The Bureau has taken the position that a strict interpretation of Section 27(h) would impose an undue hardship in the case of complete liquidation of a subsidiary. Such a subsidiary would be liable to the severest of the undistributed profits tax rates on the full amount of its adjusted net income accounted for the portion of its taxable year up to the date of liquidation. In interpreting Section 27(f) it has, therefore, ruled (Article 27(f)-1-(c) of Regulations 94) that, subject to certain limitations, the portion of a distribution of earnings made by a corporation which has just received the total assets of another corporation representing earnings and profits of the liquidated corporation, may be allocated for the purpose of the dividends paid credit to the liquidated corporation.
As the statute now stands, Sections 27(f) and (h) appear to conflict; further conflict seems to exist between the statute and the regulations. In order to clarify the procedure, it is suggested that Section 27(f) be repealed and Section 27(h) be amended to read:

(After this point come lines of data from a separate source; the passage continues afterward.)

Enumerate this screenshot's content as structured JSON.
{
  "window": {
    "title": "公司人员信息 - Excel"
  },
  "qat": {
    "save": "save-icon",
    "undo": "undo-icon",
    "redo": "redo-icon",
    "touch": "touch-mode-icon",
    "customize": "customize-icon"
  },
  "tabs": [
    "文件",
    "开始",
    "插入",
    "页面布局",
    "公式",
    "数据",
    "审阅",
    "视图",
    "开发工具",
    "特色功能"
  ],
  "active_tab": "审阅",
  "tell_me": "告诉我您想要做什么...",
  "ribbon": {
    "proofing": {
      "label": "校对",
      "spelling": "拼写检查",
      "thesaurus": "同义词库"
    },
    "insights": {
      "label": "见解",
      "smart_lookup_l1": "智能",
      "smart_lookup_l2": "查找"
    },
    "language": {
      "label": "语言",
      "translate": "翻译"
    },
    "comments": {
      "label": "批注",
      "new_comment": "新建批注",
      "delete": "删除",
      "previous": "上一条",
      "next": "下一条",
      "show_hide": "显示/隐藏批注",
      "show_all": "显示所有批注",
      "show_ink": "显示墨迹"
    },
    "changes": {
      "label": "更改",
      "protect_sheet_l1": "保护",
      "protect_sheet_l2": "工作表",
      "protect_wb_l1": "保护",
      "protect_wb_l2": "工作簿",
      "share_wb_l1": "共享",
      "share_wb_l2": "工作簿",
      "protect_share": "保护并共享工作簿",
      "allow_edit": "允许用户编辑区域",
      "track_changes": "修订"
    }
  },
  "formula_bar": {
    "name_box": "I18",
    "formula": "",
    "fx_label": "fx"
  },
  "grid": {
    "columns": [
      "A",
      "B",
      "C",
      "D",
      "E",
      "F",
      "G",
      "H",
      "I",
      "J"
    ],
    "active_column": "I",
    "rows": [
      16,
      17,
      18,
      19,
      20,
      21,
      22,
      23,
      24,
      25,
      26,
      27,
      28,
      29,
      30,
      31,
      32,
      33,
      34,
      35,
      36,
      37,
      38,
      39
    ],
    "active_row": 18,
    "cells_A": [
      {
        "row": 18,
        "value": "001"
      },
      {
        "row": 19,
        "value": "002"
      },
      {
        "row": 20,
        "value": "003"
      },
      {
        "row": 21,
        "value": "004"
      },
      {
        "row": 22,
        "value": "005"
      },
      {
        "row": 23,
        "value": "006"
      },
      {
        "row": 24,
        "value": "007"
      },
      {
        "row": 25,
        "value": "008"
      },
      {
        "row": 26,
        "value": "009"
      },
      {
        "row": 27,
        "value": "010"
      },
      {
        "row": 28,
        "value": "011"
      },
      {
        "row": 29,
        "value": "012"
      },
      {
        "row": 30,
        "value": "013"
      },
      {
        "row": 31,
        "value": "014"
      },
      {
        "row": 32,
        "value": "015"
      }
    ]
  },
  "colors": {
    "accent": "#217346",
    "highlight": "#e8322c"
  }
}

"(h) Nontaxable Distributions. -- If any part of a distribution (including stock dividends and stock rights) is not a taxable dividend in the hands of such of the shareholders as are subject to taxation under this title for the period in which the distribution is made, no dividends paid credit shall be allowed with respect to such part; EXCEPT THAT DISTRIBUTIONS IN LIQUIDATION SHALL BE ALLOWED FOR THE PURPOSES OF DETERMINING THE DIVIDENDS PAID CREDIT SUBJECT TO THE LIMITATIONS OF SECTION 115(B) AND TO THE EXTENT AND IN ACCORDANCE WITH REGULATIONS THAT SHALL BE PRESCRIBED BY THE COMMISSIONER, WITH THE APPROVAL OF THE SECRETARY."